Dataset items
+===+
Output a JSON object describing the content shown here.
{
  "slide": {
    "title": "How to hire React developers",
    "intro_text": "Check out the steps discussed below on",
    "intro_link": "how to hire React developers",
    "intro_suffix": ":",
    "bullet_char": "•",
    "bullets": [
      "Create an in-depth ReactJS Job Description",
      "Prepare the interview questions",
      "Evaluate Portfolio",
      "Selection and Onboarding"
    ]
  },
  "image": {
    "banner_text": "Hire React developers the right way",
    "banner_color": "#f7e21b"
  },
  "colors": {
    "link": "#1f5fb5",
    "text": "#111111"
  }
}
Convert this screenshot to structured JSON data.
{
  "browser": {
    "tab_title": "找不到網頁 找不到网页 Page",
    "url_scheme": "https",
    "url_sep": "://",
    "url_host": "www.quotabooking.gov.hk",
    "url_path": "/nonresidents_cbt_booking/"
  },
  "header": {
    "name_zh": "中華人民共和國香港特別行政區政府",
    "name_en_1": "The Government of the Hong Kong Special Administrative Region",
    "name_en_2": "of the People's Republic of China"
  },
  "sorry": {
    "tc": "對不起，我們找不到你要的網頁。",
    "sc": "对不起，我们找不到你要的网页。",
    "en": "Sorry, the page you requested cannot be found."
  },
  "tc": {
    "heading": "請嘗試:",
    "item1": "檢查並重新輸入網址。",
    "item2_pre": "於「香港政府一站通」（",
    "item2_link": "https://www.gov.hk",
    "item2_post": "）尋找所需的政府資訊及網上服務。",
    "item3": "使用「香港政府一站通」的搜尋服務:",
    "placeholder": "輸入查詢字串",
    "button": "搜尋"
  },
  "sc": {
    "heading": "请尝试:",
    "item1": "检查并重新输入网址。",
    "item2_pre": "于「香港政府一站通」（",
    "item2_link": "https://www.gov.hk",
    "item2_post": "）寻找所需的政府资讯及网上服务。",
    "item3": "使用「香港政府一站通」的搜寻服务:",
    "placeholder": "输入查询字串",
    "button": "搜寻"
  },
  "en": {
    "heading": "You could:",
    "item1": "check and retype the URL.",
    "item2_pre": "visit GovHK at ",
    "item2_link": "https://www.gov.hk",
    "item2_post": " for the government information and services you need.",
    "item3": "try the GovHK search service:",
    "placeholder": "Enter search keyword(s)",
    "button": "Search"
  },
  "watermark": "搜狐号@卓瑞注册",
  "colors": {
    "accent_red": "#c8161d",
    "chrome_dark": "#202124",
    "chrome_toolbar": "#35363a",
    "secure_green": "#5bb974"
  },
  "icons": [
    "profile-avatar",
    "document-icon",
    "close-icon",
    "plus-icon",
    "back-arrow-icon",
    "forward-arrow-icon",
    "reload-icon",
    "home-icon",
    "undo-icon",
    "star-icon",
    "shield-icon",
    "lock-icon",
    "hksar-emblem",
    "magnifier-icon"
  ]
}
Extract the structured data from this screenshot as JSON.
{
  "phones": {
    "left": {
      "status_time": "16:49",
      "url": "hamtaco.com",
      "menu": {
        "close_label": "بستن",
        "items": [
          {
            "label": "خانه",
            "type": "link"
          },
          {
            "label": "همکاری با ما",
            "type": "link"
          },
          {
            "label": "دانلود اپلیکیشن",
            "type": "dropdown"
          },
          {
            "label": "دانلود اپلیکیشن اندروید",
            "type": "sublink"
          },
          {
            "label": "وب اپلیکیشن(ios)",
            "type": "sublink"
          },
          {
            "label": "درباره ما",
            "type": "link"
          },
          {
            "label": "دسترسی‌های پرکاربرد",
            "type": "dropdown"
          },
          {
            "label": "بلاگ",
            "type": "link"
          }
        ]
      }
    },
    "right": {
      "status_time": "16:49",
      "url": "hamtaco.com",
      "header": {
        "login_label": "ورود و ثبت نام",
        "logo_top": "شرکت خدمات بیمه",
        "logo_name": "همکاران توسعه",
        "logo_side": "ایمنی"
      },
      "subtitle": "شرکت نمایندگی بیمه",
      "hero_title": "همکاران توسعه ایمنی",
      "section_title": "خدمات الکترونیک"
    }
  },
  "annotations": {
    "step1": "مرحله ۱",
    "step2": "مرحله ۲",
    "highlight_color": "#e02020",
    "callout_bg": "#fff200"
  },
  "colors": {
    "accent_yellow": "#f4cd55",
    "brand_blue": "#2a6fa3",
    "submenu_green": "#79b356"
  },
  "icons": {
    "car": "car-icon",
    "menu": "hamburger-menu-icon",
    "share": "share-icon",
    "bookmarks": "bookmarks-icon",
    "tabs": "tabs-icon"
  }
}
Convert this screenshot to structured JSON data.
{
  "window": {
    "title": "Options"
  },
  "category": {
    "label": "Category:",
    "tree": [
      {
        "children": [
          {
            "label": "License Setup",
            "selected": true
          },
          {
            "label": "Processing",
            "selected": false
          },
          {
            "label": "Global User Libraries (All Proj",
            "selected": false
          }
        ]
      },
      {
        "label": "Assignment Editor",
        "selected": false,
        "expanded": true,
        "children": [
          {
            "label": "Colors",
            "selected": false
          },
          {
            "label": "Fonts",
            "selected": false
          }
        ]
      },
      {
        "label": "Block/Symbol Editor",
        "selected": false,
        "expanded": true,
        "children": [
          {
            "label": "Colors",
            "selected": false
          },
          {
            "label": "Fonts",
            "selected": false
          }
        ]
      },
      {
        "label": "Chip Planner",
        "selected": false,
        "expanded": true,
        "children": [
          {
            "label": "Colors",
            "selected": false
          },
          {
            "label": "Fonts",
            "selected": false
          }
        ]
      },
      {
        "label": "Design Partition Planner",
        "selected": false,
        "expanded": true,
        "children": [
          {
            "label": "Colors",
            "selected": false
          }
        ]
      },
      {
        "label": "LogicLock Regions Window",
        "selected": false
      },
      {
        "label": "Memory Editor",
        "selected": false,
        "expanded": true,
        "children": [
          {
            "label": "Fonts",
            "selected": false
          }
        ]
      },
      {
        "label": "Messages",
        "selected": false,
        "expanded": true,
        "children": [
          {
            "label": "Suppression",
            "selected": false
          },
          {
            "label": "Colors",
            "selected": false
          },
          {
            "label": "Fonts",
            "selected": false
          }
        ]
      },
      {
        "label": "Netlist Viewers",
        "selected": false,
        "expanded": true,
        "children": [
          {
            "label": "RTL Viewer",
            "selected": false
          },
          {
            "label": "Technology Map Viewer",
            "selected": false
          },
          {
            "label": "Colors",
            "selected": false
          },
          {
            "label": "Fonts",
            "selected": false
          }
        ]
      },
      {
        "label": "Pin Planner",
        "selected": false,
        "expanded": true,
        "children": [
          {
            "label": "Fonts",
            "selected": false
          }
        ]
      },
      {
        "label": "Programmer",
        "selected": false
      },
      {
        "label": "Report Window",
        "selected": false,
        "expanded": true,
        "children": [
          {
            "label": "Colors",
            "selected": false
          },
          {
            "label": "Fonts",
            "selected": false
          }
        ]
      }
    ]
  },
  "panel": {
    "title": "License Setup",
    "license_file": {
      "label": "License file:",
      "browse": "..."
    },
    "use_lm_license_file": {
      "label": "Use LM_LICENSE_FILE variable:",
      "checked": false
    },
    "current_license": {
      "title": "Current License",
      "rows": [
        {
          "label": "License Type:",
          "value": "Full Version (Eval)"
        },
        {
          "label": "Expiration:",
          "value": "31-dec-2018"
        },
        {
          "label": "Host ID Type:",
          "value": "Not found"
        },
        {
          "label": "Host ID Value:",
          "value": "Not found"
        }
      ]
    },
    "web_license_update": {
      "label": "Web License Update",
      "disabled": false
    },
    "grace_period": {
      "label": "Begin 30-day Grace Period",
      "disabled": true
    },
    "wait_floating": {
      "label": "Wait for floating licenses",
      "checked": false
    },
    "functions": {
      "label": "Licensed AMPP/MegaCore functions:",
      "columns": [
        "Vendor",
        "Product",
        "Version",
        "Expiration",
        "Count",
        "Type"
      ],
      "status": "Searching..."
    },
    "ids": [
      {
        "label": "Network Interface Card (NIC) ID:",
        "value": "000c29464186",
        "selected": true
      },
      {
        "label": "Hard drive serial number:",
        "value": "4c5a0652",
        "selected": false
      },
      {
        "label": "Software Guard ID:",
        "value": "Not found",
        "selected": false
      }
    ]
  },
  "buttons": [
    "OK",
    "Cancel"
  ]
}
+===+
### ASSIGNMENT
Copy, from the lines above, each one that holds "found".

### FINAL ANSWER
    "en": "Sorry, the page you requested cannot be found."
          "value": "Not found"
          "value": "Not found"
        "value": "Not found",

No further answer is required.